» **Given information**:

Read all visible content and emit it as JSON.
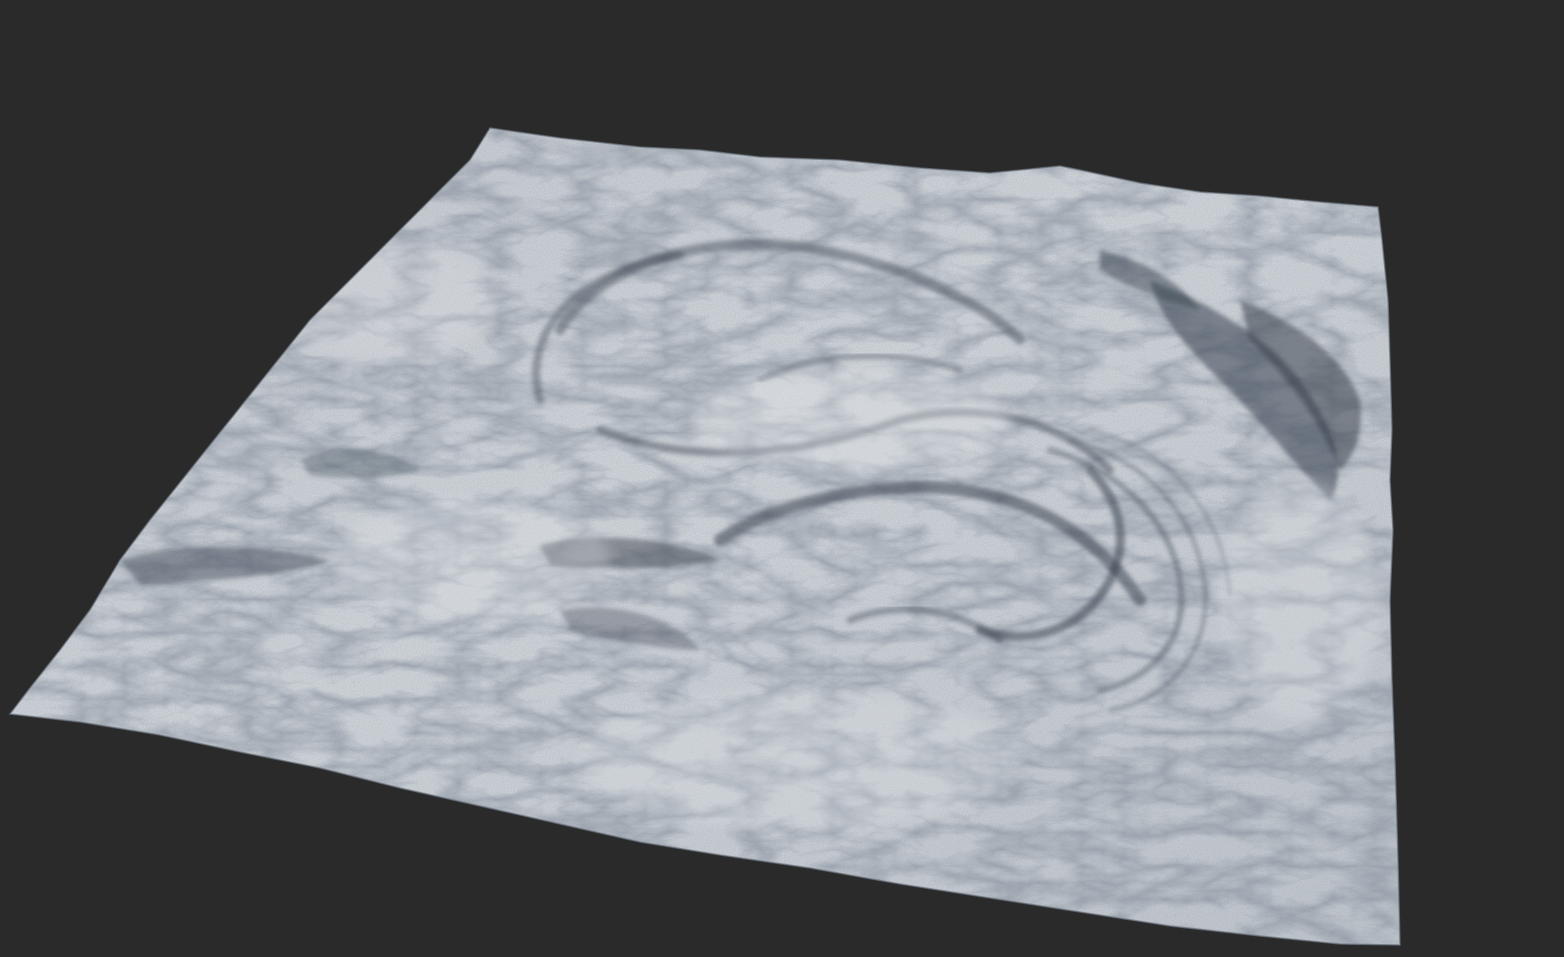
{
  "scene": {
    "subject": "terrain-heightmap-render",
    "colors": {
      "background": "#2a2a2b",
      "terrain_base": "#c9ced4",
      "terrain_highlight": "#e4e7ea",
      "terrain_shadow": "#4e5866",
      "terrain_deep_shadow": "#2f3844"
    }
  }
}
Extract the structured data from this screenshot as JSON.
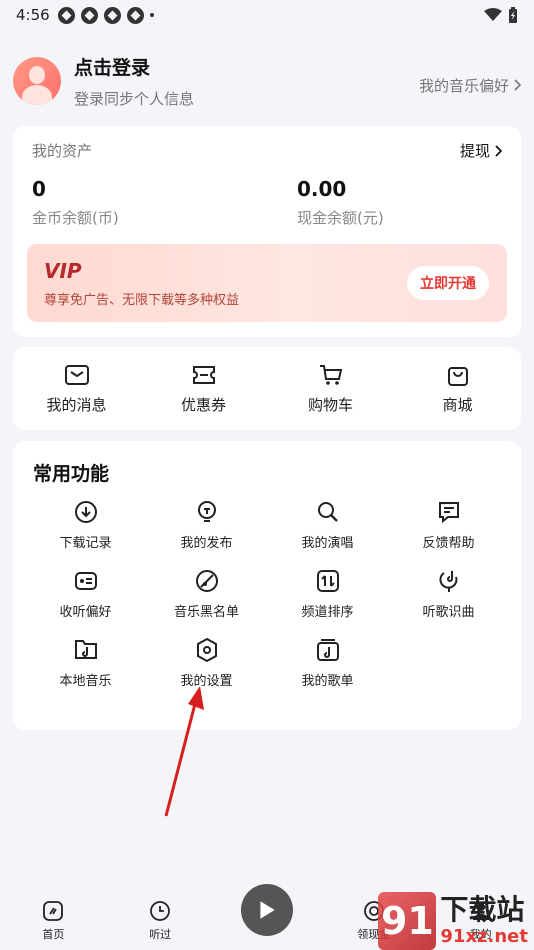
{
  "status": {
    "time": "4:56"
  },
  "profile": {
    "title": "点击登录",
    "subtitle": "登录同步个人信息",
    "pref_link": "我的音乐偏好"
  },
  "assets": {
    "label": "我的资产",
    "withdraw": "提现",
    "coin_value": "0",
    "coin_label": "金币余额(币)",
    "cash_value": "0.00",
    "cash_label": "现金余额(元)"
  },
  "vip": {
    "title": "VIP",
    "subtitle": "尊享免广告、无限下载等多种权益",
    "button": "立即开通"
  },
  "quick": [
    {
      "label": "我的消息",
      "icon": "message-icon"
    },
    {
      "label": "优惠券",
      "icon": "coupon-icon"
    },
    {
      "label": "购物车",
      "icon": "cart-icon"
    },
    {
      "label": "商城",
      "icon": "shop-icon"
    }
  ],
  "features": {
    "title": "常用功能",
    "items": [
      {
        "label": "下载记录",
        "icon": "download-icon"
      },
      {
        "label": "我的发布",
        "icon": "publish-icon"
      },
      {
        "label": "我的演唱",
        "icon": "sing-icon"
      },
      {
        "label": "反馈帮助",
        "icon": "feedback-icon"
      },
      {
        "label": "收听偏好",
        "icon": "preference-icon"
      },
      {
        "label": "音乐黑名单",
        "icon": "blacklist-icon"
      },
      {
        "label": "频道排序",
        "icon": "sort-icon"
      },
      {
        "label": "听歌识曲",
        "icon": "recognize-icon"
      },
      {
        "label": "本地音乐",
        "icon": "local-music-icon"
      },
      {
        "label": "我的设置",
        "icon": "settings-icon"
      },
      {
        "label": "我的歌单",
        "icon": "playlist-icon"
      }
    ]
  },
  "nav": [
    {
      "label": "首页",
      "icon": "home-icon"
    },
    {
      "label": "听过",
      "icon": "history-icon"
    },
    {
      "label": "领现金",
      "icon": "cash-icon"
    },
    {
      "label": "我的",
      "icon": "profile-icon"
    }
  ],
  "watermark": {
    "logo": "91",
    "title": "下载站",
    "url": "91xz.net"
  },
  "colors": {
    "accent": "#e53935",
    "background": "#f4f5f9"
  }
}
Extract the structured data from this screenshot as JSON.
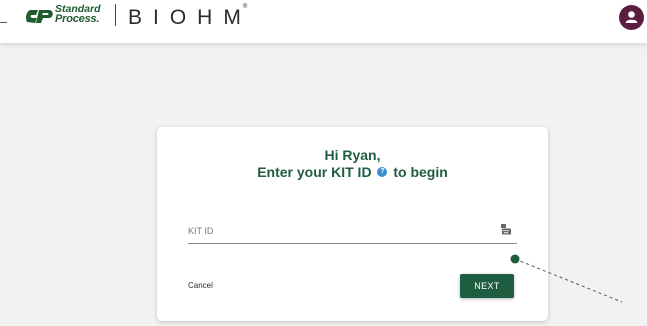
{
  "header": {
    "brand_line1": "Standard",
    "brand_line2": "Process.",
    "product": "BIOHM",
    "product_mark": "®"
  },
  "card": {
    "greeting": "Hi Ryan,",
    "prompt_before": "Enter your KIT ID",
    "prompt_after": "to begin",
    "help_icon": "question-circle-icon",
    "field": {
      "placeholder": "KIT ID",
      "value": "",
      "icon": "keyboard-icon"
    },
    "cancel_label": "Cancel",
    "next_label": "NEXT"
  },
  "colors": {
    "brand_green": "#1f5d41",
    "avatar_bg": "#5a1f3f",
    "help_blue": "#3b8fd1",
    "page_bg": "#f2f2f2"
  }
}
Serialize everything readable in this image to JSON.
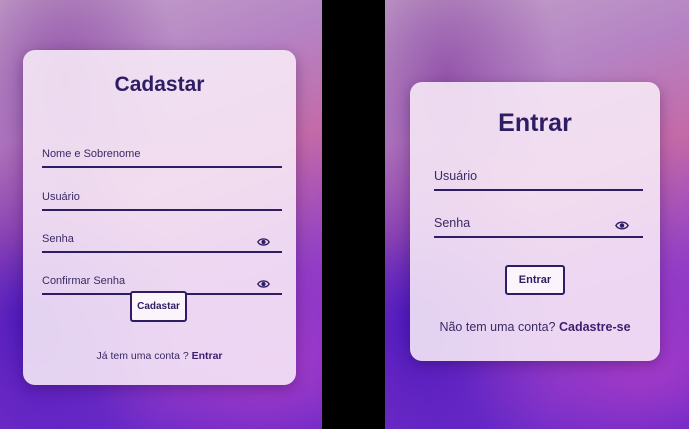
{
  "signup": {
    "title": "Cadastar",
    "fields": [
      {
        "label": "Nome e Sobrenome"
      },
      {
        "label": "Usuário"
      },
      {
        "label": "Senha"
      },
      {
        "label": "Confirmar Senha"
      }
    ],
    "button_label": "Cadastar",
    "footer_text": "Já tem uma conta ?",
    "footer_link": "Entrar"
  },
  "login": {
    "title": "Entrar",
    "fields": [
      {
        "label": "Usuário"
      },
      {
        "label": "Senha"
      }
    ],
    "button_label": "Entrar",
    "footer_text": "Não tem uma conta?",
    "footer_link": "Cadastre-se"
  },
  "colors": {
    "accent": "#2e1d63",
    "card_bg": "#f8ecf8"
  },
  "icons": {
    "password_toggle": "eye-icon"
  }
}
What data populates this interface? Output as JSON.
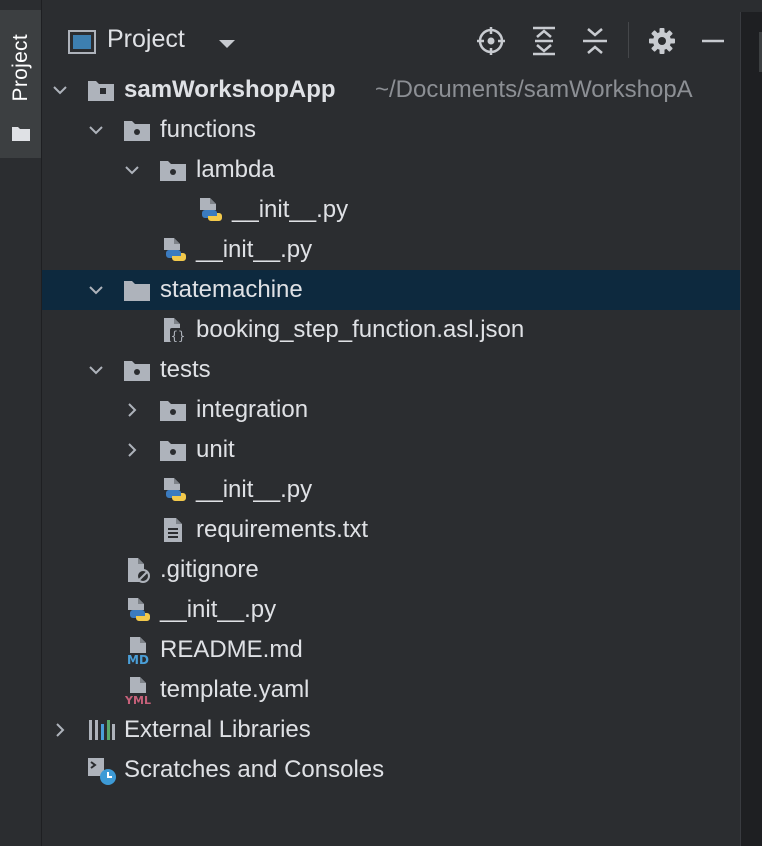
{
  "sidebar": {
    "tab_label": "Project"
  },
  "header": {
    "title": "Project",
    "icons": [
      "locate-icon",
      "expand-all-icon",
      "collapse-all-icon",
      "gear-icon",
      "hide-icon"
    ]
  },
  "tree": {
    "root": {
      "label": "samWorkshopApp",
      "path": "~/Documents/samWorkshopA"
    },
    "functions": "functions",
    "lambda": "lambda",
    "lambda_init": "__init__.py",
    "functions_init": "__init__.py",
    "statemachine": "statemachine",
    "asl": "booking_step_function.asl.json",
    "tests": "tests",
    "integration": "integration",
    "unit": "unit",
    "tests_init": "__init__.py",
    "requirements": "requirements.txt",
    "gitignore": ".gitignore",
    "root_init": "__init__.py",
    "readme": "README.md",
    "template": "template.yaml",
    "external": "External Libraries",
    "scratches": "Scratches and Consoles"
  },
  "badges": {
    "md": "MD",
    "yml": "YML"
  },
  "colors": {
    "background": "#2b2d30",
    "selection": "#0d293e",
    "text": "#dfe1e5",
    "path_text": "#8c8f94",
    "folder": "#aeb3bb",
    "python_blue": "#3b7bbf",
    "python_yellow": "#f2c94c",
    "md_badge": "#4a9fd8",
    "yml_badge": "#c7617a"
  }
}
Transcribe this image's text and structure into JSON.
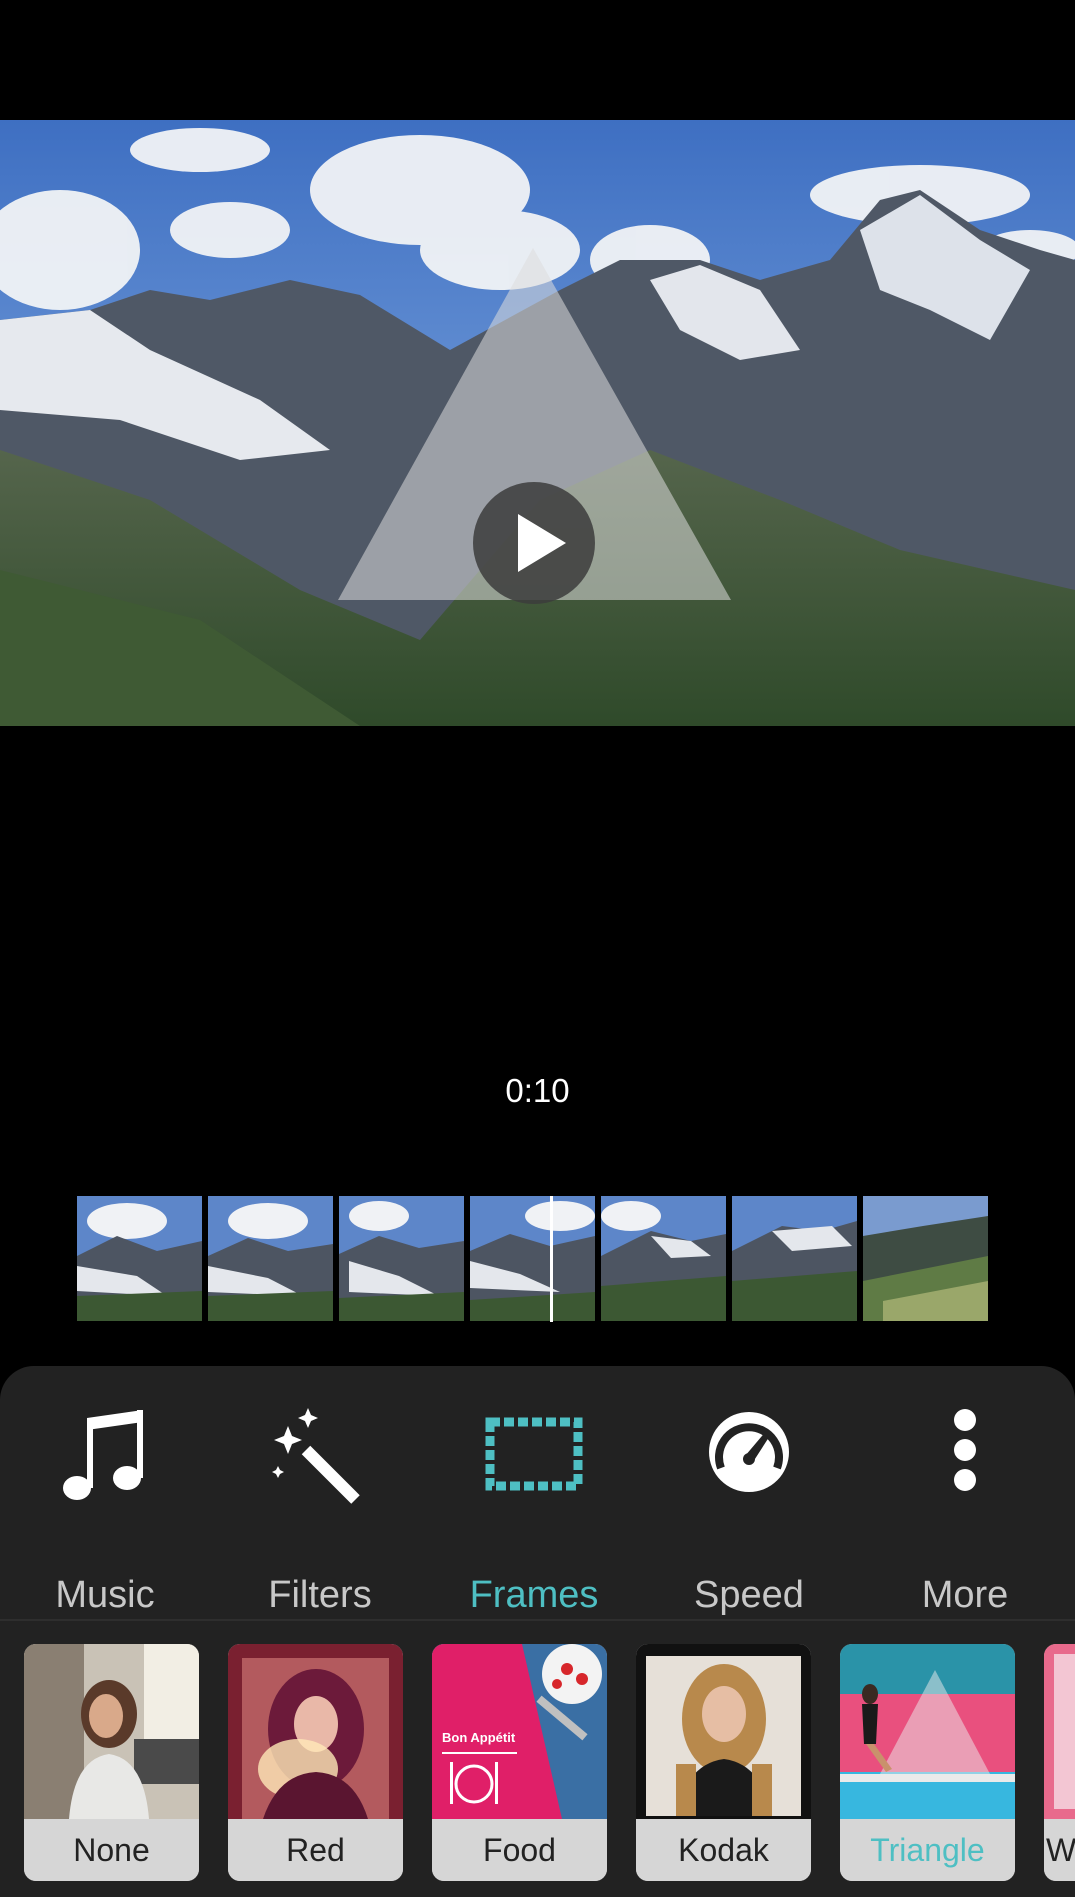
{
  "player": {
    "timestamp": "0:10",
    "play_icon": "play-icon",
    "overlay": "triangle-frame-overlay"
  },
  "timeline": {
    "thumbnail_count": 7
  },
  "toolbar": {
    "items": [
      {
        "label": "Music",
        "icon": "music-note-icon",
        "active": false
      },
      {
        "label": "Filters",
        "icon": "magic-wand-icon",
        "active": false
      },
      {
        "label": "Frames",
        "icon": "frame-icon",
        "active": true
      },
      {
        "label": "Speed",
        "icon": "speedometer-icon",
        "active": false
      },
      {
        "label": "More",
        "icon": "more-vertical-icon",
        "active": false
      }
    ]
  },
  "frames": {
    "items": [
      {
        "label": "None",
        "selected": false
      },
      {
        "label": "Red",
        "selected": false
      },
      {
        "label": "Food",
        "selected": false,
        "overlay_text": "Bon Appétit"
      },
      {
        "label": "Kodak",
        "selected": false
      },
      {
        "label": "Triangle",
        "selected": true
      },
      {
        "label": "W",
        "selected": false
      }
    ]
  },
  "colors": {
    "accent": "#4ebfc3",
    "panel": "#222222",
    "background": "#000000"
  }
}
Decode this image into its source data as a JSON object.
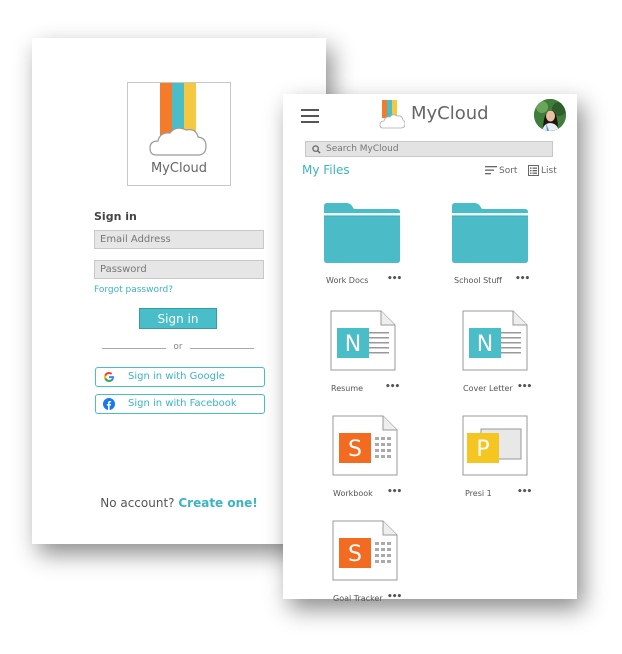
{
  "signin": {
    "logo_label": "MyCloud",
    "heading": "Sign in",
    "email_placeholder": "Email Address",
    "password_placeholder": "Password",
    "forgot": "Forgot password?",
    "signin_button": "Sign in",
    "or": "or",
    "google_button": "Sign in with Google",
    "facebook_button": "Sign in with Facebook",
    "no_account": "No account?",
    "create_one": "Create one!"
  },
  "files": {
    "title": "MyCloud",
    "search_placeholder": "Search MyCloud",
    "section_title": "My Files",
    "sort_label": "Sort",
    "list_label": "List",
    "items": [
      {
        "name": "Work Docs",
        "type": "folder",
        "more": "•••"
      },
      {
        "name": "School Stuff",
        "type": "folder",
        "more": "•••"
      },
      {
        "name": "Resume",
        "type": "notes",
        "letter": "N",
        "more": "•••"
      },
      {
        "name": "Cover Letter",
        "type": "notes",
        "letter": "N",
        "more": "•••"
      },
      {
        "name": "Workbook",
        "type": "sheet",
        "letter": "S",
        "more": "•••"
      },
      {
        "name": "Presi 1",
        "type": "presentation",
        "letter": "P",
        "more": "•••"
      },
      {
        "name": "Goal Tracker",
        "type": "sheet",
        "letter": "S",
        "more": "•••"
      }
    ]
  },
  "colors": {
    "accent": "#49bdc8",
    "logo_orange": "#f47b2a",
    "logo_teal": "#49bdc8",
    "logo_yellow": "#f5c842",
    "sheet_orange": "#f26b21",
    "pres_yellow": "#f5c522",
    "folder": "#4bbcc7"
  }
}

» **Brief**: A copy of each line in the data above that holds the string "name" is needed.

» **Answer to this problem**:
        "name": "Work Docs",
        "name": "School Stuff",
        "name": "Resume",
        "name": "Cover Letter",
        "name": "Workbook",
        "name": "Presi 1",
        "name": "Goal Tracker",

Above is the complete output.